How do you want to be remembered? Do you want to leave a legacy that transcends the assets you leave behind?
When it comes to estate planning, people usually focus on what happens to their assets when they die. It’s very important to work with an experienced estate planning attorney to create legal documents, such as Wills, Trusts, powers of attorney, and advance directives for health care. Having these estate planning documents in place provides peace of mind and satisfaction for a lot of people, as they imagine their heirs enjoying their inheritances and perhaps having greater financial freedom and stability. However, an Ethical Will can also provide a sense of peace and closure alongside legal documents.
What is an Ethical Will?
Ethical Wills have a long history in some cultures as a means of passing on meaningful information within families. They record a person’s history, wishes, beliefs, values, morals, or other personal information for loved ones. Ethical Wills can be powerful communications, whether they’re shared after a person’s death or during the person’s lifetime.
What Goes in an Ethical Will?
Ethical Wills are not legal documents; however, they contain important information for future generations and can spark joyful family interactions. Ethical Wills offer an opportunity to share:
- What is important to you and what has shaped your life.
- Experiences, significant decisions, and acquired knowledge you wish to pass along.
- Your values, philosophy, morals, and religious beliefs.
An Ethical Will should explain the legacy you wish to leave, your hopes and dreams for your loved ones, and anything else you feel is important for your loved ones to understand.
How is an Ethical Will Prepared?
An Ethical Will can be as simple as a written letter, a voice recording of your spoken words, or a video created with your phone. You can prepare a single Ethical Will or separate Ethical Wills for each of your loved ones. Ethical Wills should be kept with your other estate planning documents to be located after your passing or you are free to give them to your loved ones while you are living, which may be very rewarding. When an Ethical Will is delivered to friends and family, it usually has a profound effect.
Keep in mind that an Ethical Will is not a good place to explain the thinking behind your estate distribution plan or how your wealth should be handled after your death – that is the purpose of your legal documents.
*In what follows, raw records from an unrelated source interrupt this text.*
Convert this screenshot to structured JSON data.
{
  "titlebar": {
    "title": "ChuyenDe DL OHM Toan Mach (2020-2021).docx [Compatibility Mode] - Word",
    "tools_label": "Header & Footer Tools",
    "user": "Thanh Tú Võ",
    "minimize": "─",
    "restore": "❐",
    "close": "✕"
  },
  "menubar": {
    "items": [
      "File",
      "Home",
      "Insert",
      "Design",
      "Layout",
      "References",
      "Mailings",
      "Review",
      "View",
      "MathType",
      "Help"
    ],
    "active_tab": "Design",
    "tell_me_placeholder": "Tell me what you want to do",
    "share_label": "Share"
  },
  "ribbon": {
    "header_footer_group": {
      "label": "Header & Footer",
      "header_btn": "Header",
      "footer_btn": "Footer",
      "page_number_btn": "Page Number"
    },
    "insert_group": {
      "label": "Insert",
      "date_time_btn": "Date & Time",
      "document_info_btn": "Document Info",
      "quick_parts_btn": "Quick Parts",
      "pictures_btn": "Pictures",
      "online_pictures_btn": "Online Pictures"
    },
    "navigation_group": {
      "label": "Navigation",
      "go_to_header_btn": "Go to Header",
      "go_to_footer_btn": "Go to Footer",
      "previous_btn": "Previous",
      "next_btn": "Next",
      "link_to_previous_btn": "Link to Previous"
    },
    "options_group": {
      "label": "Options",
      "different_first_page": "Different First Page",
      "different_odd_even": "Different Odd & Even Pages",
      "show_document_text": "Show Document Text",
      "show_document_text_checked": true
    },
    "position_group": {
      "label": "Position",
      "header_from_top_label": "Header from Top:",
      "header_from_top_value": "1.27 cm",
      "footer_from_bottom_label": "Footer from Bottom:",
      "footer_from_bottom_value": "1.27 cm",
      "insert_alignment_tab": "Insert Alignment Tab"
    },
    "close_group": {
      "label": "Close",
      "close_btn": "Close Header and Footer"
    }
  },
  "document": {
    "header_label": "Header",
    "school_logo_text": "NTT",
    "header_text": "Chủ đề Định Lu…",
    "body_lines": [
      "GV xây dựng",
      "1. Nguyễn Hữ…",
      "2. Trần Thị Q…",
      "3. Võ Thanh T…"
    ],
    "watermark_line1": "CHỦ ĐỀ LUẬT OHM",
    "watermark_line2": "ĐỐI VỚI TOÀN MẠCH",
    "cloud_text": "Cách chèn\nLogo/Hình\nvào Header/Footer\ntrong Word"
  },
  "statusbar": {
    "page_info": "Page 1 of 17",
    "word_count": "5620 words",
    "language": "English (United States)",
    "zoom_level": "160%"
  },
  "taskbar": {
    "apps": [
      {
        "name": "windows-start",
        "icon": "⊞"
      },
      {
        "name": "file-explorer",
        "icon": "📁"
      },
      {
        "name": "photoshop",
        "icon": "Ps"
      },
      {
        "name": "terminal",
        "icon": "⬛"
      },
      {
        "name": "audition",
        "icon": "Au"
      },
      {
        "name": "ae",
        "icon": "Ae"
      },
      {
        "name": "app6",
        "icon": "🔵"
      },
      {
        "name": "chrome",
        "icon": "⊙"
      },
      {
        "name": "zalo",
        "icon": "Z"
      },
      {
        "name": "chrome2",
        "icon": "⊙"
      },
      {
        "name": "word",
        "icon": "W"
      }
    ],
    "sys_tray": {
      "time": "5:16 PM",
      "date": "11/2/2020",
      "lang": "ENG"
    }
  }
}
For guidance and resources on Ethical Wills and legal estate planning documents in the Atlanta area, please contact the experienced and knowledgeable estate planning attorneys at Morgan and DiSalvo at 678-720-0750 or info@MorganDiSalvo.com.